An absorbing recent paper highlights the impact of WASH (water, sanitation and hygiene) in healthcare facilities. Titled: What is the impact of water sanitation and hygiene in healthcare facilities on care seeking behaviour and patient satisfaction? A systematic review of the evidence from low-income and middle income countries; the paper has Oliver Cumming of Department of Disease Control, Faculty of Infectious and Tropical Diseases, London School of Hygiene and Tropical Medicine, London, UK, as one of the authors.
Abstract (in part) says:
We sought to assess the relationship between water, sanitation and hygiene (WASH) provision in healthcare facilities (HCF) and patient satisfaction/care seeking behaviour in low-income and middle-income countries. Pubmed and Medline Ovid were searched using a combination of search terms. 984 papers were retrieved and only 21 had a WASH component warranting inclusion. WASH was not identified as a driver of patient satisfaction but poor WASH provision was associated with significant patient dissatisfaction with infrastructure and quality of care.
I have slightly different views on this. Non-availability of the doctor is a major patient dissatisfaction, no doubt. Here, in the Sindh province of Pakistan, WASH is also a major patient dissatisfaction. In fact, the other day, the health secretary has been directed to report on water and sanitation facilities in hospitals in Sindh.
While the paper assess the hospitals in Africa, there are 4 cases of hospitals in India (Table 2 in the paper). My interpretation is (I may be wrong) that WASH as patient dissatisfaction is a point of concern in Indian hospitals.
I also believe that there will be slight variation of patients’ orientation towards dissatisfaction, from one region to another, and from one country to another.
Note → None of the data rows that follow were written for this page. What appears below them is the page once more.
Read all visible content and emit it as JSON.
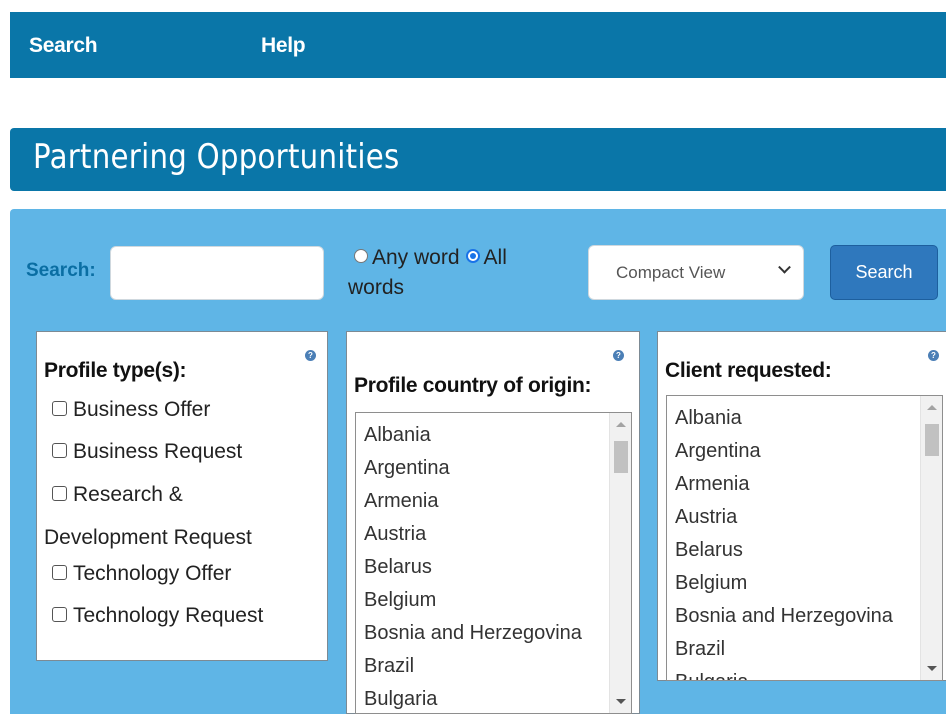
{
  "nav": {
    "search": "Search",
    "help": "Help"
  },
  "page_title": "Partnering Opportunities",
  "search": {
    "label": "Search:",
    "value": "",
    "placeholder": "",
    "mode_options": {
      "any": "Any word",
      "all": "All words",
      "selected": "All words"
    },
    "view_select": "Compact View",
    "button": "Search"
  },
  "profile_types": {
    "title": "Profile type(s):",
    "help": "?",
    "items": [
      {
        "label": "Business Offer"
      },
      {
        "label": "Business Request"
      },
      {
        "label": "Research &"
      },
      {
        "label": "Development Request"
      },
      {
        "label": "Technology Offer"
      },
      {
        "label": "Technology Request"
      }
    ]
  },
  "country_of_origin": {
    "title": "Profile country of origin:",
    "help": "?",
    "options": [
      "Albania",
      "Argentina",
      "Armenia",
      "Austria",
      "Belarus",
      "Belgium",
      "Bosnia and Herzegovina",
      "Brazil",
      "Bulgaria"
    ]
  },
  "client_requested": {
    "title": "Client requested:",
    "help": "?",
    "options": [
      "Albania",
      "Argentina",
      "Armenia",
      "Austria",
      "Belarus",
      "Belgium",
      "Bosnia and Herzegovina",
      "Brazil",
      "Bulgaria"
    ]
  },
  "colors": {
    "header": "#0a76a8",
    "panel": "#5fb5e6",
    "button": "#2f78bd"
  }
}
Nevertheless, the paper is fascinating and full of useful information.